*What to do*:
Set the records down again in full, exactly as they are, apart from the images.

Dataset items
____________________

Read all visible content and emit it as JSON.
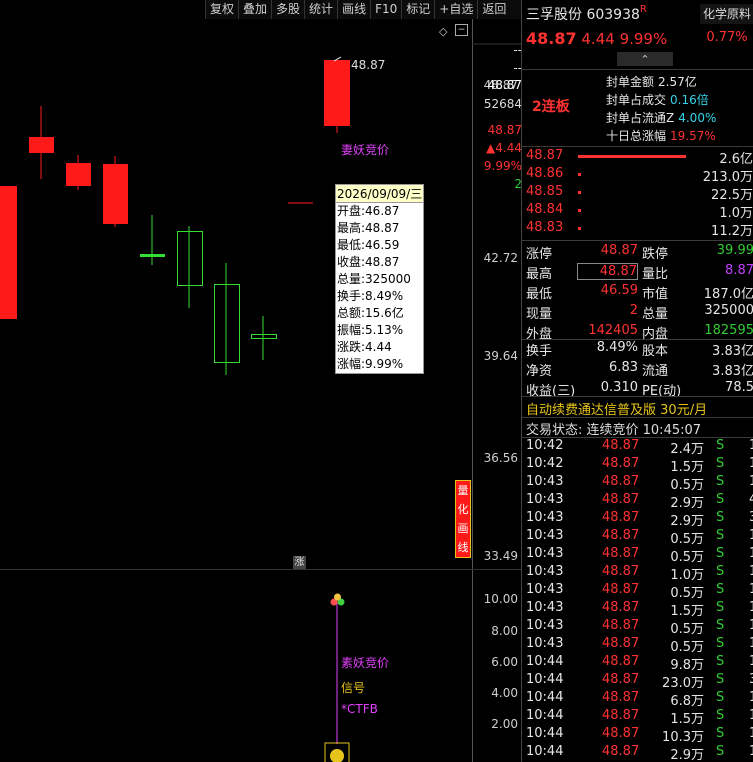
{
  "toolbar": [
    "复权",
    "叠加",
    "多股",
    "统计",
    "画线",
    "F10",
    "标记",
    "+自选",
    "返回"
  ],
  "chart": {
    "price_labels": [
      "48.87",
      "42.72",
      "39.64",
      "36.56",
      "33.49"
    ],
    "right_tags": [
      "--",
      "--",
      "48.87",
      "52684",
      "48.87",
      "▲4.44",
      "9.99%",
      "2"
    ],
    "last_price_marker": "48.87",
    "annotation_red": "妻妖竞价",
    "zhang_tag": "涨",
    "quant_btn": [
      "量",
      "化",
      "画",
      "线"
    ],
    "tooltip": {
      "date": "2026/09/09/三",
      "lines": [
        "开盘:46.87",
        "最高:48.87",
        "最低:46.59",
        "收盘:48.87",
        "总量:325000",
        "换手:8.49%",
        "总额:15.6亿",
        "振幅:5.13%",
        "涨跌:4.44",
        "涨幅:9.99%"
      ]
    },
    "indicator_labels": [
      "10.00",
      "8.00",
      "6.00",
      "4.00",
      "2.00"
    ],
    "signal_texts": [
      "素妖竞价",
      "信号",
      "*CTFB"
    ]
  },
  "quote": {
    "name": "三孚股份",
    "code": "603938",
    "flag": "R",
    "sector": "化学原料",
    "sector_pct": "0.77%",
    "price": "48.87",
    "change": "4.44",
    "pct": "9.99%",
    "arrow": "⌃",
    "streak": "2连板",
    "seal": [
      [
        "封单金额",
        "2.57亿"
      ],
      [
        "封单占成交",
        "0.16倍"
      ],
      [
        "封单占流通Z",
        "4.00%"
      ],
      [
        "十日总涨幅",
        "19.57%"
      ]
    ],
    "bids": [
      [
        "48.87",
        "2.6亿"
      ],
      [
        "48.86",
        "213.0万"
      ],
      [
        "48.85",
        "22.5万"
      ],
      [
        "48.84",
        "1.0万"
      ],
      [
        "48.83",
        "11.2万"
      ]
    ],
    "stats1": [
      [
        "涨停",
        "48.87",
        "跌停",
        "39.99"
      ],
      [
        "最高",
        "48.87",
        "量比",
        "8.87"
      ],
      [
        "最低",
        "46.59",
        "市值",
        "187.0亿"
      ],
      [
        "现量",
        "2",
        "总量",
        "325000"
      ],
      [
        "外盘",
        "142405",
        "内盘",
        "182595"
      ]
    ],
    "stats2": [
      [
        "换手",
        "8.49%",
        "股本",
        "3.83亿"
      ],
      [
        "净资",
        "6.83",
        "流通",
        "3.83亿"
      ],
      [
        "收益(三)",
        "0.310",
        "PE(动)",
        "78.5"
      ]
    ],
    "promo": "自动续费通达信普及版",
    "promo_price": "30元/月",
    "status": "交易状态: 连续竞价 10:45:07",
    "ticks": [
      [
        "10:42",
        "48.87",
        "2.4万",
        "S"
      ],
      [
        "10:42",
        "48.87",
        "1.5万",
        "S"
      ],
      [
        "10:43",
        "48.87",
        "0.5万",
        "S"
      ],
      [
        "10:43",
        "48.87",
        "2.9万",
        "S"
      ],
      [
        "10:43",
        "48.87",
        "2.9万",
        "S"
      ],
      [
        "10:43",
        "48.87",
        "0.5万",
        "S"
      ],
      [
        "10:43",
        "48.87",
        "0.5万",
        "S"
      ],
      [
        "10:43",
        "48.87",
        "1.0万",
        "S"
      ],
      [
        "10:43",
        "48.87",
        "0.5万",
        "S"
      ],
      [
        "10:43",
        "48.87",
        "1.5万",
        "S"
      ],
      [
        "10:43",
        "48.87",
        "0.5万",
        "S"
      ],
      [
        "10:43",
        "48.87",
        "0.5万",
        "S"
      ],
      [
        "10:44",
        "48.87",
        "9.8万",
        "S"
      ],
      [
        "10:44",
        "48.87",
        "23.0万",
        "S"
      ],
      [
        "10:44",
        "48.87",
        "6.8万",
        "S"
      ],
      [
        "10:44",
        "48.87",
        "1.5万",
        "S"
      ],
      [
        "10:44",
        "48.87",
        "10.3万",
        "S"
      ],
      [
        "10:44",
        "48.87",
        "2.9万",
        "S"
      ]
    ],
    "tick_tail": [
      "1",
      "1",
      "1",
      "4",
      "3",
      "1",
      "1",
      "1",
      "1",
      "1",
      "1",
      "1",
      "1",
      "3",
      "1",
      "1",
      "1",
      "1"
    ]
  }
}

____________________

*Solution below*:
Read all visible content and emit it as JSON.
{
  "toolbar": [
    "复权",
    "叠加",
    "多股",
    "统计",
    "画线",
    "F10",
    "标记",
    "+自选",
    "返回"
  ],
  "chart": {
    "price_labels": [
      "48.87",
      "42.72",
      "39.64",
      "36.56",
      "33.49"
    ],
    "right_tags": [
      "--",
      "--",
      "48.87",
      "52684",
      "48.87",
      "▲4.44",
      "9.99%",
      "2"
    ],
    "last_price_marker": "48.87",
    "annotation_red": "妻妖竞价",
    "zhang_tag": "涨",
    "quant_btn": [
      "量",
      "化",
      "画",
      "线"
    ],
    "tooltip": {
      "date": "2026/09/09/三",
      "lines": [
        "开盘:46.87",
        "最高:48.87",
        "最低:46.59",
        "收盘:48.87",
        "总量:325000",
        "换手:8.49%",
        "总额:15.6亿",
        "振幅:5.13%",
        "涨跌:4.44",
        "涨幅:9.99%"
      ]
    },
    "indicator_labels": [
      "10.00",
      "8.00",
      "6.00",
      "4.00",
      "2.00"
    ],
    "signal_texts": [
      "素妖竞价",
      "信号",
      "*CTFB"
    ]
  },
  "quote": {
    "name": "三孚股份",
    "code": "603938",
    "flag": "R",
    "sector": "化学原料",
    "sector_pct": "0.77%",
    "price": "48.87",
    "change": "4.44",
    "pct": "9.99%",
    "arrow": "⌃",
    "streak": "2连板",
    "seal": [
      [
        "封单金额",
        "2.57亿"
      ],
      [
        "封单占成交",
        "0.16倍"
      ],
      [
        "封单占流通Z",
        "4.00%"
      ],
      [
        "十日总涨幅",
        "19.57%"
      ]
    ],
    "bids": [
      [
        "48.87",
        "2.6亿"
      ],
      [
        "48.86",
        "213.0万"
      ],
      [
        "48.85",
        "22.5万"
      ],
      [
        "48.84",
        "1.0万"
      ],
      [
        "48.83",
        "11.2万"
      ]
    ],
    "stats1": [
      [
        "涨停",
        "48.87",
        "跌停",
        "39.99"
      ],
      [
        "最高",
        "48.87",
        "量比",
        "8.87"
      ],
      [
        "最低",
        "46.59",
        "市值",
        "187.0亿"
      ],
      [
        "现量",
        "2",
        "总量",
        "325000"
      ],
      [
        "外盘",
        "142405",
        "内盘",
        "182595"
      ]
    ],
    "stats2": [
      [
        "换手",
        "8.49%",
        "股本",
        "3.83亿"
      ],
      [
        "净资",
        "6.83",
        "流通",
        "3.83亿"
      ],
      [
        "收益(三)",
        "0.310",
        "PE(动)",
        "78.5"
      ]
    ],
    "promo": "自动续费通达信普及版",
    "promo_price": "30元/月",
    "status": "交易状态: 连续竞价 10:45:07",
    "ticks": [
      [
        "10:42",
        "48.87",
        "2.4万",
        "S"
      ],
      [
        "10:42",
        "48.87",
        "1.5万",
        "S"
      ],
      [
        "10:43",
        "48.87",
        "0.5万",
        "S"
      ],
      [
        "10:43",
        "48.87",
        "2.9万",
        "S"
      ],
      [
        "10:43",
        "48.87",
        "2.9万",
        "S"
      ],
      [
        "10:43",
        "48.87",
        "0.5万",
        "S"
      ],
      [
        "10:43",
        "48.87",
        "0.5万",
        "S"
      ],
      [
        "10:43",
        "48.87",
        "1.0万",
        "S"
      ],
      [
        "10:43",
        "48.87",
        "0.5万",
        "S"
      ],
      [
        "10:43",
        "48.87",
        "1.5万",
        "S"
      ],
      [
        "10:43",
        "48.87",
        "0.5万",
        "S"
      ],
      [
        "10:43",
        "48.87",
        "0.5万",
        "S"
      ],
      [
        "10:44",
        "48.87",
        "9.8万",
        "S"
      ],
      [
        "10:44",
        "48.87",
        "23.0万",
        "S"
      ],
      [
        "10:44",
        "48.87",
        "6.8万",
        "S"
      ],
      [
        "10:44",
        "48.87",
        "1.5万",
        "S"
      ],
      [
        "10:44",
        "48.87",
        "10.3万",
        "S"
      ],
      [
        "10:44",
        "48.87",
        "2.9万",
        "S"
      ]
    ],
    "tick_tail": [
      "1",
      "1",
      "1",
      "4",
      "3",
      "1",
      "1",
      "1",
      "1",
      "1",
      "1",
      "1",
      "1",
      "3",
      "1",
      "1",
      "1",
      "1"
    ]
  }
}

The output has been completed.